    2. What do I want to achieve by going to Court?

    If the answer to question 1 is yes, then you should reconsider before hastily filing an application in Court. 

    So, what do you wish to achieve?  If the answer to that question is that you hope to seek to change the Orders, you may wish to consider making an interim application or a new final orders application. If the breached Orders are final, there will need to have been a significant change in circumstances. The change in circumstances could be the breach of the Orders, but it depends on the circumstances of the breach.

    Non-compliance with Financial Orders

    Unfortunately, from time-to-time parties are unable to fulfil their obligations for various reasons. There are times where a party may also try to evade their obligations. Below are some examples of common breaches that occur with property orders:

    1. Has your ex-partner refused to sign a document? – The Court can order a Registrar to sign a document on their behalf.
    2. Has your ex-partner refused to make a payment? – You could Consider making an application for Third Party Debt Notice. A Third Party Debt Notice is the Family Court version of a garnishee order. It allows the Court to order that a payment be made from a party’s source of income/capital e.g. salary or savings.
    3. Has your ex-partner refused to make a payment and have no cash or income? – You can consider making an application for the sale of their property so that you may receive your entitlement.

    Interest may be payable under the Court Rules if the Court makes an order for payment and the payment is made late.

    Plan for the worst

    It may be cynical, but as the saying goes, it is always better to be safe than sorry. When you are negotiating your agreement, consider what will happen if a payment is not made or your ex-partner skips the country. In most circumstances, there might be an appropriate alternate outcome if a party defaults or form of security that can be offered if that a party fails to comply. 

    It’s also important to consider seeking legal advice from an experienced family lawyer. A family lawyer can help you understand your options and obligations so that you can make informed decisions for your future.

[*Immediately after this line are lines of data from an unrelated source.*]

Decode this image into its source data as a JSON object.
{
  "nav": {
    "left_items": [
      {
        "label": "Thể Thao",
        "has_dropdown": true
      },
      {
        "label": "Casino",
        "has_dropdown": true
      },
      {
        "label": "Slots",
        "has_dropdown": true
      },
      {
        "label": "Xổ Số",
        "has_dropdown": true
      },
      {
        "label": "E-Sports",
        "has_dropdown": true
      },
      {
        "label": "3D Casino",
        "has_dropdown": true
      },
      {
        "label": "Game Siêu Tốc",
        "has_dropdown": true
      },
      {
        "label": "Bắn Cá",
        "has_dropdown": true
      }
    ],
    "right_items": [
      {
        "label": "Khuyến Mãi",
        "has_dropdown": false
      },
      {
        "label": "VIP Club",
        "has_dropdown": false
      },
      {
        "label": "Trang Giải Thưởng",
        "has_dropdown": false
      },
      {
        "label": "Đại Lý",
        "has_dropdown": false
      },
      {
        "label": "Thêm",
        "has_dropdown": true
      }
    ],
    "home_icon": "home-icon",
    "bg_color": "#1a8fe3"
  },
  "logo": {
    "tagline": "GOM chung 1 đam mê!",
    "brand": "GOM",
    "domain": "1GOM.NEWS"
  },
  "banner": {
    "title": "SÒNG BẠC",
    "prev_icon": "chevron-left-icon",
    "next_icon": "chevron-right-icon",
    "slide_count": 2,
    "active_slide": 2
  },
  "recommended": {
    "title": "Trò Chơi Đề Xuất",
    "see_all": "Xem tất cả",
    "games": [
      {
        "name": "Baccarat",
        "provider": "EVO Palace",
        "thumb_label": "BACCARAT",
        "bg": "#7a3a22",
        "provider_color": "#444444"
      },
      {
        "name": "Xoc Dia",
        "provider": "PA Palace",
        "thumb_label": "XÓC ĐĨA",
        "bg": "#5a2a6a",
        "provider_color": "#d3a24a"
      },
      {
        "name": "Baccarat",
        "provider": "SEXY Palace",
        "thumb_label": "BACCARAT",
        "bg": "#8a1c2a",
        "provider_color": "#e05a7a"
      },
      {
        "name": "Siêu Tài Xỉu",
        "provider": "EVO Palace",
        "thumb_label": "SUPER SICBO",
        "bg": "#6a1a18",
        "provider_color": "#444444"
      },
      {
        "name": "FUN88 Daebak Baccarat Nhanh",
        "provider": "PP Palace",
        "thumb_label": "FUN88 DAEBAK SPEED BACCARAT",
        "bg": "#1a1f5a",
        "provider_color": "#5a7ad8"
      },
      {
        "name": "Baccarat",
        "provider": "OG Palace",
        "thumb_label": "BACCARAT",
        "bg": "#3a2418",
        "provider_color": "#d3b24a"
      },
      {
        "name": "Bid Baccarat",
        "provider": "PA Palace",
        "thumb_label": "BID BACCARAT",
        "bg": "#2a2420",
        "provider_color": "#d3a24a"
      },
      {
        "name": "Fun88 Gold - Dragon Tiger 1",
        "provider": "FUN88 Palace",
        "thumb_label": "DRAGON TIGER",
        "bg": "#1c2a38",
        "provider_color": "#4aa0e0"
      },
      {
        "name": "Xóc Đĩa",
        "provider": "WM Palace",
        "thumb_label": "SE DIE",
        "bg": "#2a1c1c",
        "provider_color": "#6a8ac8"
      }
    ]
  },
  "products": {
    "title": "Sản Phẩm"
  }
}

    If you would like any assistance with compliance of Orders or Agreements, Dorter Family Lawyers and Mediators are expert family lawyers who specialise in all areas of family law and can assist. Please contact with us on (02) 9929 8840.